Children's trains four nurses to care for pediatric patients in flight with the help of a communications system that keeps them in contact with a physician throughout the trip. Any physician within the four-state WAMI region can request that a child be evacuated to Children's Orthopedic. If the mission is deemed appropriate, the team, including an on-call nurse, can be airborne within one hour of dispatch.
With the success of this new aerial transport system, the four hospitals investigate the use of helicopters for emergency transport and apply to the city of Seattle for permits to establish helipads at their own facilities.

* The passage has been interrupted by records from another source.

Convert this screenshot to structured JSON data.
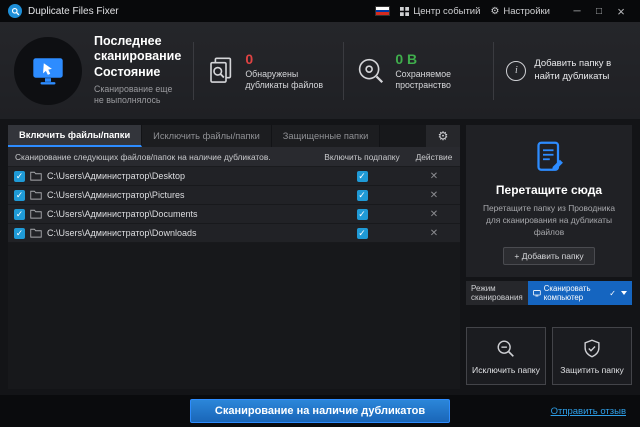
{
  "titlebar": {
    "app_title": "Duplicate Files Fixer",
    "events_center": "Центр событий",
    "settings": "Настройки",
    "window_controls": {
      "minimize": "─",
      "maximize": "□",
      "close": "×"
    },
    "icons": {
      "app": "magnifier-badge",
      "flag": "russian-flag",
      "events": "grid-icon",
      "settings": "gear-icon"
    }
  },
  "header": {
    "last_scan": {
      "title": "Последнее сканирование Состояние",
      "subtitle": "Сканирование еще не выполнялось",
      "icon": "monitor-cursor-icon"
    },
    "duplicates": {
      "value": "0",
      "label": "Обнаружены дубликаты файлов",
      "value_color": "#e04343",
      "icon": "documents-magnifier-icon"
    },
    "space": {
      "value": "0 B",
      "label": "Сохраняемое пространство",
      "value_color": "#3fae4c",
      "icon": "disk-magnifier-icon"
    },
    "add_folder": {
      "label": "Добавить папку в найти дубликаты",
      "icon": "info-icon",
      "info_glyph": "i"
    }
  },
  "tabs": [
    {
      "label": "Включить файлы/папки",
      "active": true
    },
    {
      "label": "Исключить файлы/папки",
      "active": false
    },
    {
      "label": "Защищенные папки",
      "active": false
    }
  ],
  "table": {
    "headers": {
      "main": "Сканирование следующих файлов/папок на наличие дубликатов.",
      "subfolder": "Включить подпапку",
      "action": "Действие"
    },
    "rows": [
      {
        "path": "C:\\Users\\Администратор\\Desktop",
        "checked": true,
        "subfolder_checked": true
      },
      {
        "path": "C:\\Users\\Администратор\\Pictures",
        "checked": true,
        "subfolder_checked": true
      },
      {
        "path": "C:\\Users\\Администратор\\Documents",
        "checked": true,
        "subfolder_checked": true
      },
      {
        "path": "C:\\Users\\Администратор\\Downloads",
        "checked": true,
        "subfolder_checked": true
      }
    ]
  },
  "dropzone": {
    "title": "Перетащите сюда",
    "description": "Перетащите папку из Проводника для сканирования на дубликаты файлов",
    "add_button": "+ Добавить папку",
    "icon": "document-pencil-icon"
  },
  "scan_mode": {
    "label": "Режим сканирования",
    "selected": "Сканировать компьютер",
    "icons": [
      "computer-icon",
      "check-icon",
      "chevron-down-icon"
    ]
  },
  "side_buttons": {
    "exclude": {
      "label": "Исключить папку",
      "icon": "magnifier-minus-icon"
    },
    "protect": {
      "label": "Защитить папку",
      "icon": "shield-icon"
    }
  },
  "footer": {
    "scan_button": "Сканирование на наличие дубликатов",
    "feedback_link": "Отправить отзыв"
  }
}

Some of Children's Orthopedic's Laurelhurst neighbors object to the noise and safety of landing a helicopter so close to their homes and turn to legal and political means to block city approval of the helipad. The controversy descends into a whirlpool of litigation, hearings, press coverage and acrimony.

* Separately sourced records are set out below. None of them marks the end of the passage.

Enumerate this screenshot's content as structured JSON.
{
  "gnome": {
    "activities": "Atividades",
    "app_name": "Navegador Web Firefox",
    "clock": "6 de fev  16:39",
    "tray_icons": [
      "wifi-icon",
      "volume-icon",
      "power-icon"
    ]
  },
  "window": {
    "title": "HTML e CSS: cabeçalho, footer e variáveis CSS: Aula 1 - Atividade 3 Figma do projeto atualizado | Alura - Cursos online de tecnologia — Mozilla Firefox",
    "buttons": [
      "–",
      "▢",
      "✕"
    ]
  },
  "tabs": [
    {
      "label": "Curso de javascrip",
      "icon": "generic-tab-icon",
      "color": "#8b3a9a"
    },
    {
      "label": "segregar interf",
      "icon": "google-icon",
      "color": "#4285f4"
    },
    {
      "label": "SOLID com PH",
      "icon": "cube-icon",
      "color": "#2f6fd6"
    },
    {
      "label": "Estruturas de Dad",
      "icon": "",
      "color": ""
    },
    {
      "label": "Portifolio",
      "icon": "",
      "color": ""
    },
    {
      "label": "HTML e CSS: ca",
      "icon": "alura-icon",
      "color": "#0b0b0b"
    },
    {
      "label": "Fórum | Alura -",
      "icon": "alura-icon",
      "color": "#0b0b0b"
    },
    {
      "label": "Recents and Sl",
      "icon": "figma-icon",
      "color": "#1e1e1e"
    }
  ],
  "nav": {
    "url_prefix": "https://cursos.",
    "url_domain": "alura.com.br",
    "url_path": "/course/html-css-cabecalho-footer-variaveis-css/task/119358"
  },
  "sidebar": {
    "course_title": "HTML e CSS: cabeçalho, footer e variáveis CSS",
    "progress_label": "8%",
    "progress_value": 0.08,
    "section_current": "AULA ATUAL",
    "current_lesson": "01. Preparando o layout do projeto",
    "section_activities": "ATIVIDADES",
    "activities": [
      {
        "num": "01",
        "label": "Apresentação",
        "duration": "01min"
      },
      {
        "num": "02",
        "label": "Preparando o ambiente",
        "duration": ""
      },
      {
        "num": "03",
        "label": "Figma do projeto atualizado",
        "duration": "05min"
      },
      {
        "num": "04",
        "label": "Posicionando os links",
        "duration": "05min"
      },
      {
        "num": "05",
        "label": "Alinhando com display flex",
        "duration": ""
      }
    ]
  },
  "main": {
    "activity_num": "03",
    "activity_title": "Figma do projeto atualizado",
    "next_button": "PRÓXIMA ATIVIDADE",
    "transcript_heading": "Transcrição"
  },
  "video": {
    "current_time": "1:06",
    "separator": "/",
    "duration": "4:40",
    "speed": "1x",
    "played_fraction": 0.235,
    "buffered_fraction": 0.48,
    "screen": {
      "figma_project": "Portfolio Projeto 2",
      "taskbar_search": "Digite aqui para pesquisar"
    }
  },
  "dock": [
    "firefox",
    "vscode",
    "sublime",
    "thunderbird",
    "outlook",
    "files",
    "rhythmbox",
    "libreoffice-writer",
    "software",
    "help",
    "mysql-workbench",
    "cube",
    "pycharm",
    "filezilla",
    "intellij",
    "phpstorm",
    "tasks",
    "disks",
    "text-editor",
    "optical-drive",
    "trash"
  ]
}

On September 28, 1992, after eight years of conditional use permits and environmental impact studies, the Seattle City Council grants final approval of a helipad just steps away from Children's Emergency Room. In 1997, the Laurelhurst Community Club expresses its support of the helipad.
Airlift Northwest becomes a nonprofit entity in 2002, with Children's owning a one-sixth interest in this vital emergency transport service.
From Town to Gown
In July 1981, Children's Orthopedic CEO Treuman Katz hires Dr. John Neff from Johns Hopkins as medical director after Dr. Jack Docter retires.
Neff is instrumental in transforming the hospital's medical staff from community-based physicians who volunteer their time at Children's Orthopedic to full-time hospital-based physicians associated with the University of Washington School of Medicine.
Dr. Peter Mansfield
Soon after Neff arrives at Children's, the agency that credentials hospitals takes issue with the fact that Children's surgical chief, Dr. Peter Mansfield, is a community physician with his own practice who serves at the hospital only part time.
Prior to the early 1980s, community surgeons operate on patients at Children's Orthopedic because of the outstanding pediatric anesthesiologists and the remarkable nursing staff. Many of these surgeons also receive pediatric surgical training at the hospital. For example, Mansfield, who starts modern cardiac surgery at Children's Orthopedic, trains many surgical residents who go on to open private practices in the region.
When CEO Treuman Katz offers Mansfield a full-time position as chief of surgery, Mansfield declines to give up his practice; however, community physicians such as Mansfield continue to attend at the hospital, serve on hospital committees and participate in search committees for hospital leadership.
Children's Orthopedic also makes a commitment to the community not to get into the business of pediatric primary care, except in areas where community pediatricians do not practice, such as at the Odessa Brown Clinic in Seattle's Central District.
In 1983, Neff and Dr. Jack Shilling, chair of the University of Washington Department of Surgery, hire Dr. David Tapper away from Harvard Medical School. Tapper comes on board as chief of Surgery at Children's Orthopedic and head of the Division of Pediatric Surgery at University of Washington School of Medicine.
Over his 19-year tenure at Children's, Tapper bridges the gap between the University of Washington Department of Surgery and Children's Orthopedic. He transforms a regionally respected surgical department into a fully accredited, nationally sought-after surgical training program that includes every surgical specialty. He also serves as president of the American Pediatric Surgical Association.